Darcy Gruttadaro joined the American Psychiatric Association Foundation in 2017 as the director of the Center for Workplace Mental Health. Before joining the Center, Gruttadaro served in multiple senior level positions with the National Alliance on Mental Illness (NAMI). Ahead, she will touch on how to improve mental health support for employees at work.
Director, Center for Workplace Mental Health
What barriers do employees face today in accessing mental healthcare in the workplace?
Shame and stigma remain barriers to people accessing care, as well as fear of judgment or loss of competence on the part of colleagues. There is also concern about opportunities for advancement. The APA’s poll in May of 2022 also showed that fewer people know how to access mental health services at work — it was at 71% in 2021 but 60% in 2022. The poll also showed that employers are offering fewer mental health services.

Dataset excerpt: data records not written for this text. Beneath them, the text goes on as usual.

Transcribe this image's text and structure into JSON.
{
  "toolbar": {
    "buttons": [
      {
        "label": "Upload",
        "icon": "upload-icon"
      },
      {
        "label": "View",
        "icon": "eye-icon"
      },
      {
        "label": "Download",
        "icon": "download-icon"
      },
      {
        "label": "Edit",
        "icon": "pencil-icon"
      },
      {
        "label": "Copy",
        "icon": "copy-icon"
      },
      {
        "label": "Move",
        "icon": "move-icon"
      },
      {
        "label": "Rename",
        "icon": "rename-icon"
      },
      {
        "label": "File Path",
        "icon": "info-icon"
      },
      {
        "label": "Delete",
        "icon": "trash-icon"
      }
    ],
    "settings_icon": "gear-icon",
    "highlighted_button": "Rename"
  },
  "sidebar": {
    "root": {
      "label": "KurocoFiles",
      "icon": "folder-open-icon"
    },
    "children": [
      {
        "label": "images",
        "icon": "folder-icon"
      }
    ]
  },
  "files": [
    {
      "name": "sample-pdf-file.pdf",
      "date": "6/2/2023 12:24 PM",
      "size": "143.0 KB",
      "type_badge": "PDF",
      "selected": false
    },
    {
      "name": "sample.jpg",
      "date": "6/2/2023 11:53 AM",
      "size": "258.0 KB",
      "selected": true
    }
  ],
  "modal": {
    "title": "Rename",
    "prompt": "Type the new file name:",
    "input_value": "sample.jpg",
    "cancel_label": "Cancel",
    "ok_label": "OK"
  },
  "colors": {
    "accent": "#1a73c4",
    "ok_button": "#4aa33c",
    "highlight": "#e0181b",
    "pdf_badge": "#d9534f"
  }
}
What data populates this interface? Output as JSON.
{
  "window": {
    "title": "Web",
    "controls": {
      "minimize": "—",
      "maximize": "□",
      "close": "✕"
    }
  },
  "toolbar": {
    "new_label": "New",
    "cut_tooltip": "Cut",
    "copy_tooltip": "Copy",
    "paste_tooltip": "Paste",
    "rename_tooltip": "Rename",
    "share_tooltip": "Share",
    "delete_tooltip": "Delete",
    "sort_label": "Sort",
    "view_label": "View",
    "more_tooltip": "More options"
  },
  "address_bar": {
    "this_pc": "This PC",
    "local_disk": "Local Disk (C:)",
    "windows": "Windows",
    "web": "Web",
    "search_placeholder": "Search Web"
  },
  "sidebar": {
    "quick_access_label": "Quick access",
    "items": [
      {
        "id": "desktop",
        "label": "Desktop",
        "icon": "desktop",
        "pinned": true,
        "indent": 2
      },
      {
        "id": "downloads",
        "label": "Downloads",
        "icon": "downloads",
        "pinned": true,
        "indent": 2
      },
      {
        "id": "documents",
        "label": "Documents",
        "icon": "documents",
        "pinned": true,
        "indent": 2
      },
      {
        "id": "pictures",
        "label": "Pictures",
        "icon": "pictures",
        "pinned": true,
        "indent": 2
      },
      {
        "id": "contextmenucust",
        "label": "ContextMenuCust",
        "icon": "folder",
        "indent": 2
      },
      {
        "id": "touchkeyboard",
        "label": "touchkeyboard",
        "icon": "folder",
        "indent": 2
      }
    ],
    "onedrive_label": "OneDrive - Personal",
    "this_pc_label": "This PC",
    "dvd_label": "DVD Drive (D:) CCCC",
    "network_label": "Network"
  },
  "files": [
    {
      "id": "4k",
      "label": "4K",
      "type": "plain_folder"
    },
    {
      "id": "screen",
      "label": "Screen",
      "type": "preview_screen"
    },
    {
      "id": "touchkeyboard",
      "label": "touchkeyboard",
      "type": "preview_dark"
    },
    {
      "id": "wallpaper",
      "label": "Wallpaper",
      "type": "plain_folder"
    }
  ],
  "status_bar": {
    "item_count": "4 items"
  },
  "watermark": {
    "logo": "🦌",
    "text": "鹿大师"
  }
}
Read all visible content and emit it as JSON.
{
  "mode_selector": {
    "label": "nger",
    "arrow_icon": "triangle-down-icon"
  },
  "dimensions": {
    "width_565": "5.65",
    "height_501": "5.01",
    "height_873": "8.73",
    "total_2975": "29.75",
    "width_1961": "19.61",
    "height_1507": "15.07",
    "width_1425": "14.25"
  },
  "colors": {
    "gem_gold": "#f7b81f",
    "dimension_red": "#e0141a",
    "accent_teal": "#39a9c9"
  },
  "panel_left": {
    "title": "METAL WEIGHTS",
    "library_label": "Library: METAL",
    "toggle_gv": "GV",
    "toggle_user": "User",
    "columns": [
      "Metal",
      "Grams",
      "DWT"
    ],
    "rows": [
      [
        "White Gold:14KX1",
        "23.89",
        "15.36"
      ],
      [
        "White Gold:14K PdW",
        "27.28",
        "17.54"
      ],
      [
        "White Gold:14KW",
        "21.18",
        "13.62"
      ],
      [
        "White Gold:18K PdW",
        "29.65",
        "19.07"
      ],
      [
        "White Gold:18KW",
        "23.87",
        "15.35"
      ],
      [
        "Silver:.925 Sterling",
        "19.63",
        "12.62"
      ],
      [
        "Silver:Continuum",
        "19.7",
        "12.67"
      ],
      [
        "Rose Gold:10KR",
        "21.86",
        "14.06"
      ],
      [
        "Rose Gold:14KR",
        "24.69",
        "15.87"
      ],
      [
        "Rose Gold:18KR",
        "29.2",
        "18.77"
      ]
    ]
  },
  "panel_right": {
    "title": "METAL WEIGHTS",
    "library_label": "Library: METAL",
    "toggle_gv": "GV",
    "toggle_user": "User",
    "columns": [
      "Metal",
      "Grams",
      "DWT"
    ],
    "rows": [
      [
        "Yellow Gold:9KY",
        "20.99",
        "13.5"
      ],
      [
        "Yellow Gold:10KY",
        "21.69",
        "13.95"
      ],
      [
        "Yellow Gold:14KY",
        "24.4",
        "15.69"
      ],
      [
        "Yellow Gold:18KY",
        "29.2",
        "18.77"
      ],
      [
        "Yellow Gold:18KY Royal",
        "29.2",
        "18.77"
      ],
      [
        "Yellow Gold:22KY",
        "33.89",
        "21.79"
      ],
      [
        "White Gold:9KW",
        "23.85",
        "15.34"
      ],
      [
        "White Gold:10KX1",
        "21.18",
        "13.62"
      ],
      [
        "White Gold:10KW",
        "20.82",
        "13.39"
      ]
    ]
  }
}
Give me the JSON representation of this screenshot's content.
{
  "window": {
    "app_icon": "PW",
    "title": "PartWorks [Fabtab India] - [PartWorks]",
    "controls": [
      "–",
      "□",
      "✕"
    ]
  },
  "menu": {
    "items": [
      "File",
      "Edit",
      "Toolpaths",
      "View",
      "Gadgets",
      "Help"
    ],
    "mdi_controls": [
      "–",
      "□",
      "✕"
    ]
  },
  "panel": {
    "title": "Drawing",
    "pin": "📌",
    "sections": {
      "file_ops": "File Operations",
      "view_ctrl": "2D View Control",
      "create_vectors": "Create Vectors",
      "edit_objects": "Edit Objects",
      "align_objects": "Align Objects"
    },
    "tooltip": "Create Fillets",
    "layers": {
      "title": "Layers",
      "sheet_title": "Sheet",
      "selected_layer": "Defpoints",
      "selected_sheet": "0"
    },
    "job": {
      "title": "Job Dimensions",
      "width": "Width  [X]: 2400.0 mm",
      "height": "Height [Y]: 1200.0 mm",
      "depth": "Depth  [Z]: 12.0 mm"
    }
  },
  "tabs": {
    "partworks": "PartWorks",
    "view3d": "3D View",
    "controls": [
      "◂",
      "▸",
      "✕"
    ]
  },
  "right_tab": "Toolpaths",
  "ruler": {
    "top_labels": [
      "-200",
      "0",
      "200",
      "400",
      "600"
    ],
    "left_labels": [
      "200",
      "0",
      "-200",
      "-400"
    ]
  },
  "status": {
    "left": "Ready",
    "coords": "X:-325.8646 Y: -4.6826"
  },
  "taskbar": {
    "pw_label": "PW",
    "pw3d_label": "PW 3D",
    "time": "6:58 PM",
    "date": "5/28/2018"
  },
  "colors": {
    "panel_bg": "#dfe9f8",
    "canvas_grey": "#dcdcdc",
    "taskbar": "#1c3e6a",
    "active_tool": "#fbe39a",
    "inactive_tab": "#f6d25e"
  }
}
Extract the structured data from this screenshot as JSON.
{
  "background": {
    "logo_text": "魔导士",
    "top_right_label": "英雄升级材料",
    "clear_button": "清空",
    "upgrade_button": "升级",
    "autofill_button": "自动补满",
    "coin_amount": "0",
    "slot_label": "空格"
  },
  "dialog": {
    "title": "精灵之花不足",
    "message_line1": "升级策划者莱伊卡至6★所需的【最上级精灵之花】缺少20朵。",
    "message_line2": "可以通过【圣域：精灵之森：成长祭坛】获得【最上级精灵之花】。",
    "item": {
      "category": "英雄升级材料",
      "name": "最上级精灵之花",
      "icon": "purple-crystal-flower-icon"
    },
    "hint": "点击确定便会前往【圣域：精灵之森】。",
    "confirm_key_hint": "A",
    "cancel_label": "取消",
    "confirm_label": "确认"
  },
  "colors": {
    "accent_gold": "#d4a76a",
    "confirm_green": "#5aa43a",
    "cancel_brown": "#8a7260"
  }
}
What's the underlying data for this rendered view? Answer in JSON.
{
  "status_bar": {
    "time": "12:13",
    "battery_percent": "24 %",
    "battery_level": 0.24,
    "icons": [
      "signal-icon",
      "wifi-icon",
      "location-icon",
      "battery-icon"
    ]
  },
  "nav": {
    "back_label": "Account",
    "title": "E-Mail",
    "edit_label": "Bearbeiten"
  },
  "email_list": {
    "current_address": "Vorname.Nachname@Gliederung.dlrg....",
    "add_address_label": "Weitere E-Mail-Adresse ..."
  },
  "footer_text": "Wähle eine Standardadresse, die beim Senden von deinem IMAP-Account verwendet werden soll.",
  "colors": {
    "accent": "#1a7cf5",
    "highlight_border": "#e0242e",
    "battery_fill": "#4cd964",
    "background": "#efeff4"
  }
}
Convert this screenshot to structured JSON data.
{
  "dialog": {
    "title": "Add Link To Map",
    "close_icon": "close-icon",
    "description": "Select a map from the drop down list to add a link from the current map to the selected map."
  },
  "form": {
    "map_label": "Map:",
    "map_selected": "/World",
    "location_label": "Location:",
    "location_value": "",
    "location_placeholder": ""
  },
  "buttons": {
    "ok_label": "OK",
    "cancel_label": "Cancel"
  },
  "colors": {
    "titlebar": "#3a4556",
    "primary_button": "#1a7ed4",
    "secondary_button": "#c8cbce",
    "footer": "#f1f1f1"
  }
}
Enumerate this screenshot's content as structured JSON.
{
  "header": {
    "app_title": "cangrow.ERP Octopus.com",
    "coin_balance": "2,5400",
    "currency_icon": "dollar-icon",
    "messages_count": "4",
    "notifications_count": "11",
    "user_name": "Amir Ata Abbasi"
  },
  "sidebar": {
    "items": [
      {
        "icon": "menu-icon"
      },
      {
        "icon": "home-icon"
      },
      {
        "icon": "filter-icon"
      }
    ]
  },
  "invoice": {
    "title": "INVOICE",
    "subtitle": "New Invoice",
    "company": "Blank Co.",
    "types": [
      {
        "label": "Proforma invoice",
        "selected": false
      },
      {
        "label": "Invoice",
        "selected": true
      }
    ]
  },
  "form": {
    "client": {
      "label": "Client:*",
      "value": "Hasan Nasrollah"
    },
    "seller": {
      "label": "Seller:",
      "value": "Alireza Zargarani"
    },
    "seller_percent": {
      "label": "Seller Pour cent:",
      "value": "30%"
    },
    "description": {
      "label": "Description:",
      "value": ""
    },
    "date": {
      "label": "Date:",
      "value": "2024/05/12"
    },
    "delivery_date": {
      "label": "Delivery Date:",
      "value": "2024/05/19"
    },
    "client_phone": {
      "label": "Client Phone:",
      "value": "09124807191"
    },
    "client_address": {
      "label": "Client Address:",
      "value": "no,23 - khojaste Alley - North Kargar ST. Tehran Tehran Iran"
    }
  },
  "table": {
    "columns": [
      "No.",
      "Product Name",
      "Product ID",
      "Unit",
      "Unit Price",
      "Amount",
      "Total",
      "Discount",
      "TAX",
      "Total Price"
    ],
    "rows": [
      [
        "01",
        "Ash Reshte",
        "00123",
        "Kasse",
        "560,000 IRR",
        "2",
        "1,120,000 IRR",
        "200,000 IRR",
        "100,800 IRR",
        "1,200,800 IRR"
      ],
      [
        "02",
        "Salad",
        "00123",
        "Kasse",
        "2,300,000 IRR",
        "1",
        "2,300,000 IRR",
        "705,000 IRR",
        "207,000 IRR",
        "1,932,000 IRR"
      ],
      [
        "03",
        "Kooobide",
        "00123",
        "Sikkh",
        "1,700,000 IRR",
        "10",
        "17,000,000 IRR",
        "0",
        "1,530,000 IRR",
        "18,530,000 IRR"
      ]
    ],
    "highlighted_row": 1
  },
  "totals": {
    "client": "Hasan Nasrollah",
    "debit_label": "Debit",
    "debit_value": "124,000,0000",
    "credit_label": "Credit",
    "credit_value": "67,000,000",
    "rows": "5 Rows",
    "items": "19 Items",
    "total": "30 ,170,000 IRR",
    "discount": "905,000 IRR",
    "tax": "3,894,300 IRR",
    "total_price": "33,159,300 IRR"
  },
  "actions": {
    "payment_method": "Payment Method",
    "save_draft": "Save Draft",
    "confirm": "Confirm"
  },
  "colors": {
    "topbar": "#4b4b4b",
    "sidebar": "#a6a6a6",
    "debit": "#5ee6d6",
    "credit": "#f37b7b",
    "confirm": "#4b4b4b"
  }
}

Why is it crucial for employers to invest in workplace mental health in 2022?
Mental health impacts all aspects of our lives and our work. Younger employees in particular are looking for visibility on mental health services and support within the workplace—it really impacts the bottom line. Depression, for example, one of the more common conditions in the workplace, is costly to employers, not just in terms of productivity but with regard to healthcare costs. Depression can also stem from an employee managing a condition like cancer or diabetes. It’s important to consider the impact conditions like depression, anxiety, and substance use have on people’s overall health and wellbeing. We have escalating rates of anxiety and depression in this country. The CDC has been collecting weekly health data beginning in March 2020, and what we see is that the rates of people experiencing symptoms of anxiety, depression, have tripled and quadrupled—especially for 18- to 29-year-olds. So it’s really important to make sure you’re addressing mental health as an organization and offering support services.
What does effective mental health support look like in the workplace?
We developed a framework called LEAD, which stands for leadership, effective communication, adapting to change, and doubling down on access. Leadership drives the culture of organizations, so the more leaders address mental health, the better. Even showing a little bit of vulnerability can go a long way toward helping people feel psychologically safe. Effective communication is about making sure you infuse mental health into the culture of the organization, which means including a discussion on it whenever you address healthcare issues, but also offering dedicated trainings to mental health and wellbeing. When we think about adapting to change, we think about the importance of training leaders so that they can notice early warning signs of mental health issues. Adapting to change also means looking at company policies. Do we have mental health days? Do we have internal policies that allow people some flexibility if they need to seek care so they have time off? It’s about creating a sense of community so people sense that wellbeing is at the forefront. Doubling down on access is recognizing that we need to get serious about making sure people have access. Navigating mental healthcare in this country is exceptionally hard. How can we supplement that? How do we make sure we’re connecting people to community organizations that really know how to navigate care and can support people through that process?
What can employers do to make their benefit solutions more accessible, equitable, and effective?
Create a culture where people are encouraged to get care when it’s needed. Because psychological safety matters a lot. If you have an Employee Assistance Program (EAP), ask your EAP vendor how many people are connecting with therapists how many are connecting with care, because many employers don’t necessarily get the use that their employees really need. Remind employees what is offered via the EAP and track data to see that those numbers of engagement are increasing. Survey employees anonymously to determine if they have challenges in accessing care and mental healthcare. Strategize on how to ensure there’s a broad network of providers, so people can easily connect with care. Hold the plan accountable to build a broader network of therapists, psychiatrists, other mental health professionals, and social workers, to ensure that your plans are providing what you’re paying. Also, ask your health plan about the diversity of their network providers. You want to ensure that you are offering services and supports from providers that are representative of the racial and cultural dynamics within your organization.
How can employers navigate remote work sites to foster a corporate culture focused on mental wellness?
Pre-pandemic isolation and loneliness was a major health concern, and then with COVID-19, people started working remotely. So we have to find ways to build community. One way is to help supervisors, managers, and leaders understand how to check in in new ways, either one-on-one or with each team. An example is having workers share one word that describes how they’re feeling, and the team leader can start by showing some vulnerability, because that invites others to feel safe to do so. There are options for social activities online, but many people today may not want to spend extra time online. If people in the same community are working remotely, they can meet up outside if they feel safe to do that. Plan bonding events to create connections. It’s also about modeling balance. It’s really important for leaders to talk about the things they’re doing, to engage with their social network, and to stay connected in new ways with their team. It’s about encouraging mentorship and other peer support programs and employee resource groups where people can find new ways to connect with each other.